Assigned task
Copy out each line of the material in which the word "this" can be found.

Record set
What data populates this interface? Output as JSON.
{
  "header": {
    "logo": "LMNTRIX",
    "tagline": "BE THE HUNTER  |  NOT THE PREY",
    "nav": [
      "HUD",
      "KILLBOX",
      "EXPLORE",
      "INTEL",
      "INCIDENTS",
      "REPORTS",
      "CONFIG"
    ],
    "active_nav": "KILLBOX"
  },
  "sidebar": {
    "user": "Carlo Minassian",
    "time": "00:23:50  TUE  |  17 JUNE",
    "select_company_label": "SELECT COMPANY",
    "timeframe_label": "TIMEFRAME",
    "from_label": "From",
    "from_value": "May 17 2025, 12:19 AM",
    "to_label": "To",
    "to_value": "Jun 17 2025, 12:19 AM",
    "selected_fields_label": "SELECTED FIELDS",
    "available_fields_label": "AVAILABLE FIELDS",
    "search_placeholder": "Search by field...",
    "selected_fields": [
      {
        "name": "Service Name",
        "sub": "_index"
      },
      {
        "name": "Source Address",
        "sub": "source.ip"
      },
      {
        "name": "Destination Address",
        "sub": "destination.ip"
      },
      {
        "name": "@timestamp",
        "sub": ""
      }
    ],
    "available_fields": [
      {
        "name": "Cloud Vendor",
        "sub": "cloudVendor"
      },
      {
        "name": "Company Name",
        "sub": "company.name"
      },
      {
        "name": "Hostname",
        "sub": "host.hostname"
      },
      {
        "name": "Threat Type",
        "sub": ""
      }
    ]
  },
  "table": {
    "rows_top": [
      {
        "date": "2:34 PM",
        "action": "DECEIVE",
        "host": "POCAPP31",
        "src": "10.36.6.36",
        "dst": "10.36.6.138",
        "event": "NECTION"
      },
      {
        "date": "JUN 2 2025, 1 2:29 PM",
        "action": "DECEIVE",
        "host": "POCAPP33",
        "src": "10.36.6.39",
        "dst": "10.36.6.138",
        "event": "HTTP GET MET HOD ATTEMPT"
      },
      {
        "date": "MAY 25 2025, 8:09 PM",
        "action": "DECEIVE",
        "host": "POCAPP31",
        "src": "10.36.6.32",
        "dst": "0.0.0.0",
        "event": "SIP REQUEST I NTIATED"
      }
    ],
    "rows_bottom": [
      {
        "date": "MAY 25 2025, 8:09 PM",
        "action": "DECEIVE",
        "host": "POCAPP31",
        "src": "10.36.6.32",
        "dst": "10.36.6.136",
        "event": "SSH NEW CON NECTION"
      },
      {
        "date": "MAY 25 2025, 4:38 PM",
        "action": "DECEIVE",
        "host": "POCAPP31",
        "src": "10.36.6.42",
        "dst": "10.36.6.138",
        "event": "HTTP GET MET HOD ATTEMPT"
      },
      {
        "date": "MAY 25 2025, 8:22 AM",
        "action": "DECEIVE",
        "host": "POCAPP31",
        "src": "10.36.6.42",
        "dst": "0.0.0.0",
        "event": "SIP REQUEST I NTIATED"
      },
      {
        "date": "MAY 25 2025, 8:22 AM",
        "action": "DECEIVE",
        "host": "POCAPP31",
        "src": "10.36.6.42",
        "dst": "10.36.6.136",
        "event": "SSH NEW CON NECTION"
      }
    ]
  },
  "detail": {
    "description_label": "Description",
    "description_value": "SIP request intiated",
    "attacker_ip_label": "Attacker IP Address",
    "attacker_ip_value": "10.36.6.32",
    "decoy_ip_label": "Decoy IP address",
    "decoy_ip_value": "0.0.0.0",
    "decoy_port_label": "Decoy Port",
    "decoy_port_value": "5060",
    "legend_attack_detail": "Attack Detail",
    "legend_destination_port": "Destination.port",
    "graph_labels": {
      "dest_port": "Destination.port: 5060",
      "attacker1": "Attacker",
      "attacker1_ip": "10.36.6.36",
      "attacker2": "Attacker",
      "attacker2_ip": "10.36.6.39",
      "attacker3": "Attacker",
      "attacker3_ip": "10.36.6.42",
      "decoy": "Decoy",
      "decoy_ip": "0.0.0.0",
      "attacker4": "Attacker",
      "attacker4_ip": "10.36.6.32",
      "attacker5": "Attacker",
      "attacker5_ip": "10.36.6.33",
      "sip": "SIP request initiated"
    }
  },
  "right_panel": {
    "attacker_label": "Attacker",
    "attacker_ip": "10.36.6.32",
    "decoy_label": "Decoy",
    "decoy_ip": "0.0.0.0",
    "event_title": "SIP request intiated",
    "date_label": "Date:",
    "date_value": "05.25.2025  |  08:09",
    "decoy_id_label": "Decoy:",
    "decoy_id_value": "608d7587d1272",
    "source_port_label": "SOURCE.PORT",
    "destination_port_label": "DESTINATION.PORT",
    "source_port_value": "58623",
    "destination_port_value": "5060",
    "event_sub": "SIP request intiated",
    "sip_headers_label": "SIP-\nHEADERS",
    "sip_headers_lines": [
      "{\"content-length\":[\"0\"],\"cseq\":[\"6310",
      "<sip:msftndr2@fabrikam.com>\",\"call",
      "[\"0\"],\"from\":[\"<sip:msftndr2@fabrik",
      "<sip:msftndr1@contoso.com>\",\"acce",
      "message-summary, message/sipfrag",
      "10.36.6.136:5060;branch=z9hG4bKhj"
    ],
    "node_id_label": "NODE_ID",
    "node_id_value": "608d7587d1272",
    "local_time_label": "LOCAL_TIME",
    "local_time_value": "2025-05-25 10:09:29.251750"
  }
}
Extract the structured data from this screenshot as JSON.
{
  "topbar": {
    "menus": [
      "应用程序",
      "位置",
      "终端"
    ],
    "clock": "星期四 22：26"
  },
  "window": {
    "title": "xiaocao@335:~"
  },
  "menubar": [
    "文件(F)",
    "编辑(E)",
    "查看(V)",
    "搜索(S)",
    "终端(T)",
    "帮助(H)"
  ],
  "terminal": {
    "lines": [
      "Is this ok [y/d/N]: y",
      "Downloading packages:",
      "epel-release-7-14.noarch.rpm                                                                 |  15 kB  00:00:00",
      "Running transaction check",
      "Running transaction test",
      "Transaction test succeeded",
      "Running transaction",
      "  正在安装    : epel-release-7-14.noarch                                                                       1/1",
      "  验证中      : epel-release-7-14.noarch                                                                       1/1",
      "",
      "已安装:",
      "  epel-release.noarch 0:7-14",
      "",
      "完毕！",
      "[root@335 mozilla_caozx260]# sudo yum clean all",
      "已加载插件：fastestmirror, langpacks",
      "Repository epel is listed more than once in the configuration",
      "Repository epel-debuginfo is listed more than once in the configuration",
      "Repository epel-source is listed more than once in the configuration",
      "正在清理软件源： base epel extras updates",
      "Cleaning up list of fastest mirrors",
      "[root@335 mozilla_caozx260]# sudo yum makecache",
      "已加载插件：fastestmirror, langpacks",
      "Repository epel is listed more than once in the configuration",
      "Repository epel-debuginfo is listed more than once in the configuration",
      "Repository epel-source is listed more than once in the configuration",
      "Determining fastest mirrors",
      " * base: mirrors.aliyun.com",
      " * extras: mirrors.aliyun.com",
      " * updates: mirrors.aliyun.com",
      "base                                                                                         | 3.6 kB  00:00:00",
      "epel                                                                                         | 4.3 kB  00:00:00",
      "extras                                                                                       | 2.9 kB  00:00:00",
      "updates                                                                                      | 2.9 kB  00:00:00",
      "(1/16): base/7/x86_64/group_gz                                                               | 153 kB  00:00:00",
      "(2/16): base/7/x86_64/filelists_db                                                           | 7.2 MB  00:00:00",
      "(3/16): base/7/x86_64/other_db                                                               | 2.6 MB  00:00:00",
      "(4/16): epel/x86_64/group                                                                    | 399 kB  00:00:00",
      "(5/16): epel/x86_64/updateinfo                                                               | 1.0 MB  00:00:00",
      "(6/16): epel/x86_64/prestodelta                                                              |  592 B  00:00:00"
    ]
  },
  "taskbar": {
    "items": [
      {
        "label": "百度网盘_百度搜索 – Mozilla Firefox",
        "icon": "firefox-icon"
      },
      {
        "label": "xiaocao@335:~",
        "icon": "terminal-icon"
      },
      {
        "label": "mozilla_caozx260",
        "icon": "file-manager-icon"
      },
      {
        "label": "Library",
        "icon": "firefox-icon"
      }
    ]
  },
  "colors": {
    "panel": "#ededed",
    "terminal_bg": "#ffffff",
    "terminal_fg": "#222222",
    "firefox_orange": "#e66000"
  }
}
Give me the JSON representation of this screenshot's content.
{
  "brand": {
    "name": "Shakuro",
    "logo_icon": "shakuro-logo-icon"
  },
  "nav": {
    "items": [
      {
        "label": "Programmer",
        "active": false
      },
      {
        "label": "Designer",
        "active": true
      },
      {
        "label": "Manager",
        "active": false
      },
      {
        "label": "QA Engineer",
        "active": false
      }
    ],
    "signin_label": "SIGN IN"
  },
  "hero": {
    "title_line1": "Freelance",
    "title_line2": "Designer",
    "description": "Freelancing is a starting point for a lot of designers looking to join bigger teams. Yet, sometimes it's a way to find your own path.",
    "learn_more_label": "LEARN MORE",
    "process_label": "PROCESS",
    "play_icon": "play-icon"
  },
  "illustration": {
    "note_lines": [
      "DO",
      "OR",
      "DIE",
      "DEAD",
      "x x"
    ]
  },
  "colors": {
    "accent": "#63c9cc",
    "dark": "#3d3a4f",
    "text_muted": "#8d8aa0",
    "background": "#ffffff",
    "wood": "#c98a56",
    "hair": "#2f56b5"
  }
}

Output
What data populates this interface? Output as JSON.
Extract the structured data from this screenshot as JSON.
      "Is this ok [y/d/N]: y",
Give me the JSON representation of this screenshot's content.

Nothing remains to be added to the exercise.